## Given data
····················

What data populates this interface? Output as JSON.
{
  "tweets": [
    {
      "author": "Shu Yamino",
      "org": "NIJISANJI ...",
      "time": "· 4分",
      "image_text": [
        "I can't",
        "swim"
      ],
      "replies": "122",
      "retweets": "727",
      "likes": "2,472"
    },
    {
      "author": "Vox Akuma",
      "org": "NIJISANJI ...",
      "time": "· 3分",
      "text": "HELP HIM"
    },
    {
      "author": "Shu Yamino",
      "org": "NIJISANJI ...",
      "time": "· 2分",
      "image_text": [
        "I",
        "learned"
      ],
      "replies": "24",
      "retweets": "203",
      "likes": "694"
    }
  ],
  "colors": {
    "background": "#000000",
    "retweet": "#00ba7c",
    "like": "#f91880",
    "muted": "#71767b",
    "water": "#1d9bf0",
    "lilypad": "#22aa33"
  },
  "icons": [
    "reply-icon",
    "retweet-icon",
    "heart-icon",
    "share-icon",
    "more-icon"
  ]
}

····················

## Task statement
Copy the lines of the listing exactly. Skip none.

## Task output
What data populates this interface? Output as JSON.
{
  "tweets": [
    {
      "author": "Shu Yamino",
      "org": "NIJISANJI ...",
      "time": "· 4分",
      "image_text": [
        "I can't",
        "swim"
      ],
      "replies": "122",
      "retweets": "727",
      "likes": "2,472"
    },
    {
      "author": "Vox Akuma",
      "org": "NIJISANJI ...",
      "time": "· 3分",
      "text": "HELP HIM"
    },
    {
      "author": "Shu Yamino",
      "org": "NIJISANJI ...",
      "time": "· 2分",
      "image_text": [
        "I",
        "learned"
      ],
      "replies": "24",
      "retweets": "203",
      "likes": "694"
    }
  ],
  "colors": {
    "background": "#000000",
    "retweet": "#00ba7c",
    "like": "#f91880",
    "muted": "#71767b",
    "water": "#1d9bf0",
    "lilypad": "#22aa33"
  },
  "icons": [
    "reply-icon",
    "retweet-icon",
    "heart-icon",
    "share-icon",
    "more-icon"
  ]
}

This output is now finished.